▶ TO DO
Your answer must be the full listing below, restated word for word, with no pictures in it.

━━━ PROVIDED DATA

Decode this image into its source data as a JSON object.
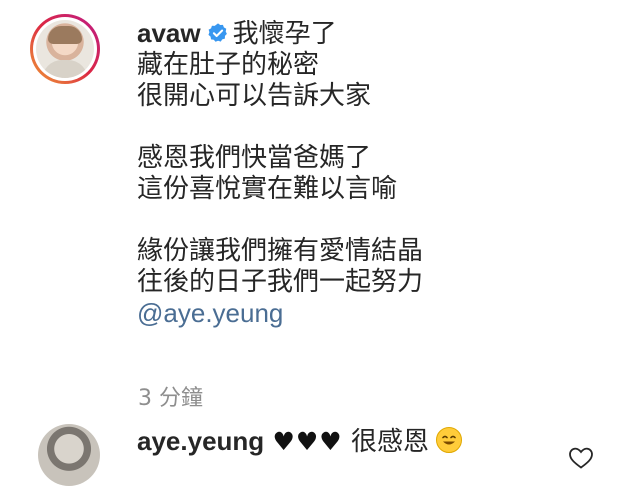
{
  "post": {
    "username": "avaw",
    "caption_lines": [
      "我懷孕了",
      "藏在肚子的秘密",
      "很開心可以告訴大家"
    ],
    "paragraph2": [
      "感恩我們快當爸媽了",
      "這份喜悅實在難以言喻"
    ],
    "paragraph3": [
      "緣份讓我們擁有愛情結晶",
      "往後的日子我們一起努力"
    ],
    "mention": "@aye.yeung",
    "timestamp": "3 分鐘"
  },
  "reply": {
    "username": "aye.yeung",
    "hearts": "♥♥♥",
    "text": "很感恩"
  },
  "icons": {
    "verified": "verified-badge-icon",
    "emoji": "grinning-face-icon",
    "like": "heart-outline-icon"
  },
  "colors": {
    "text": "#262626",
    "mention": "#4a6d93",
    "timestamp": "#8e8e8e",
    "verified": "#3897f0"
  }
}
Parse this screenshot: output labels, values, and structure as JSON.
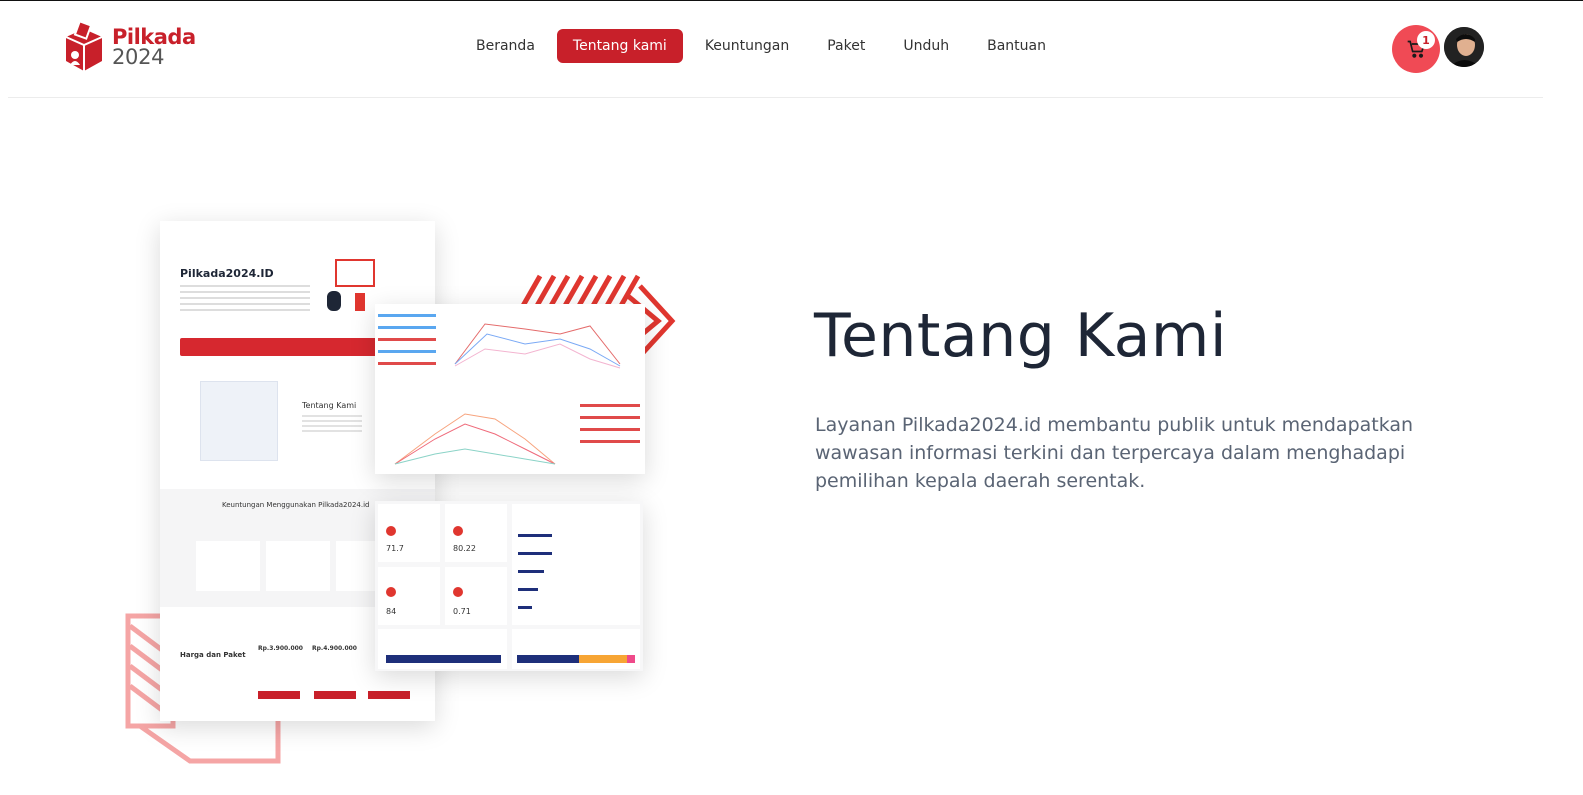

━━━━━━

▶ OUTPUT FOR THIS EXERCISE
Decode this image into its source data as a JSON object.
{
  "post": {
    "username": "avaw",
    "caption_lines": [
      "我懷孕了",
      "藏在肚子的秘密",
      "很開心可以告訴大家"
    ],
    "paragraph2": [
      "感恩我們快當爸媽了",
      "這份喜悅實在難以言喻"
    ],
    "paragraph3": [
      "緣份讓我們擁有愛情結晶",
      "往後的日子我們一起努力"
    ],
    "mention": "@aye.yeung",
    "timestamp": "3 分鐘"
  },
  "reply": {
    "username": "aye.yeung",
    "hearts": "♥♥♥",
    "text": "很感恩"
  },
  "icons": {
    "verified": "verified-badge-icon",
    "emoji": "grinning-face-icon",
    "like": "heart-outline-icon"
  },
  "colors": {
    "text": "#262626",
    "mention": "#4a6d93",
    "timestamp": "#8e8e8e",
    "verified": "#3897f0"
  }
}
Parse this screenshot: output labels, values, and structure as JSON.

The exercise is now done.